▶ **Exercise**: Exactly how many lines of the data below include the string "JSON"? State the number and nothing more.

[Web page and app entries]
- Opening Delimiter -

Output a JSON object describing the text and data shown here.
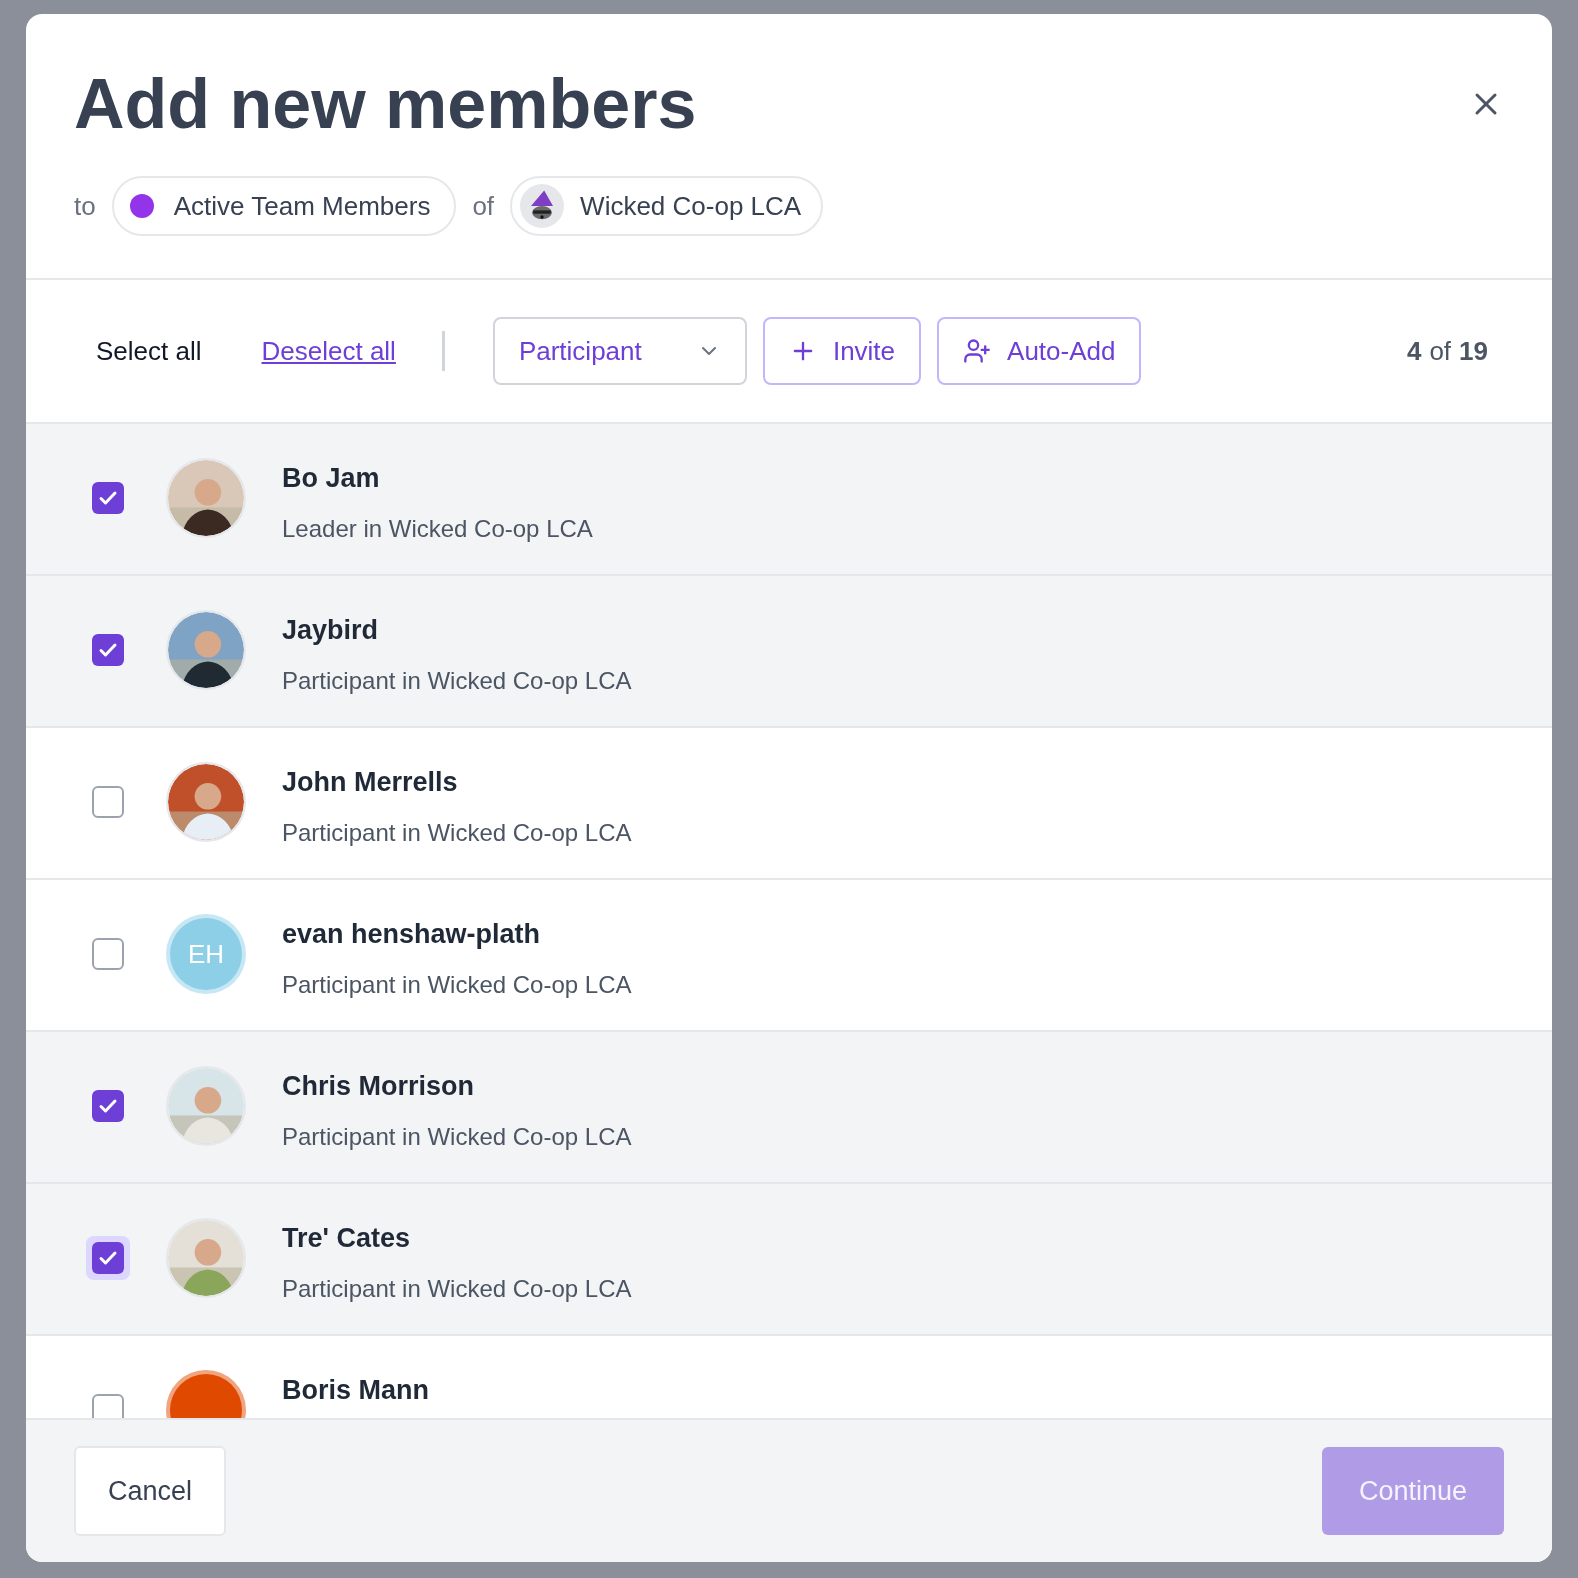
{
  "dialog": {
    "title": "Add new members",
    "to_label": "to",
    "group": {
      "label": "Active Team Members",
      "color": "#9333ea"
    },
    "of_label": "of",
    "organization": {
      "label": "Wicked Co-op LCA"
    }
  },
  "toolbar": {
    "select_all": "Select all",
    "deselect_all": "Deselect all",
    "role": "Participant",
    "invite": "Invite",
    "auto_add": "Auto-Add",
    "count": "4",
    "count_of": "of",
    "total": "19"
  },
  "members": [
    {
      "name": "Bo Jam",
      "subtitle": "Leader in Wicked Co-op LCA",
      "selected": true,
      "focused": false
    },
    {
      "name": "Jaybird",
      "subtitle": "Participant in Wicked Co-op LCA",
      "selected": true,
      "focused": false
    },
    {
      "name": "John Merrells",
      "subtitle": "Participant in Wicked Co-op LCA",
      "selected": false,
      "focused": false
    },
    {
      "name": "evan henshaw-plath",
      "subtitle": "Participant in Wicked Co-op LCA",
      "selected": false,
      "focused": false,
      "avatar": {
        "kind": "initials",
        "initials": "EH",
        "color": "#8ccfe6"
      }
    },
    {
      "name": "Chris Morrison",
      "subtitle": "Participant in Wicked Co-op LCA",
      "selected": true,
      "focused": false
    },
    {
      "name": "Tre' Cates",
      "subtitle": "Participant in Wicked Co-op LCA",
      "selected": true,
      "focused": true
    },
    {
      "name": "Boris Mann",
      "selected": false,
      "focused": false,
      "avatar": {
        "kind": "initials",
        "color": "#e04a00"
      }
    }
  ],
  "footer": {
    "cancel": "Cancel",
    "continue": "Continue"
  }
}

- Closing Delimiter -
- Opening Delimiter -

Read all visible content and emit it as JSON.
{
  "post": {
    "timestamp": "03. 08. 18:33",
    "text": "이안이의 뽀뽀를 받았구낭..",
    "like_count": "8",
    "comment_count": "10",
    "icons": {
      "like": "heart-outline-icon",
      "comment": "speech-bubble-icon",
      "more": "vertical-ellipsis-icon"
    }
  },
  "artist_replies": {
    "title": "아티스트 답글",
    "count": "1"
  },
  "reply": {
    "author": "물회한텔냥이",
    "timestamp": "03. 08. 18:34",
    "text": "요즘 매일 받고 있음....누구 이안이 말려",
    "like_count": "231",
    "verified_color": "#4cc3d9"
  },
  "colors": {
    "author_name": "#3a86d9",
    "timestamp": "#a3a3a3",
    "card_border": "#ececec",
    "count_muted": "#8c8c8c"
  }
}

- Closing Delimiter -

▶ **Worked solution**: 2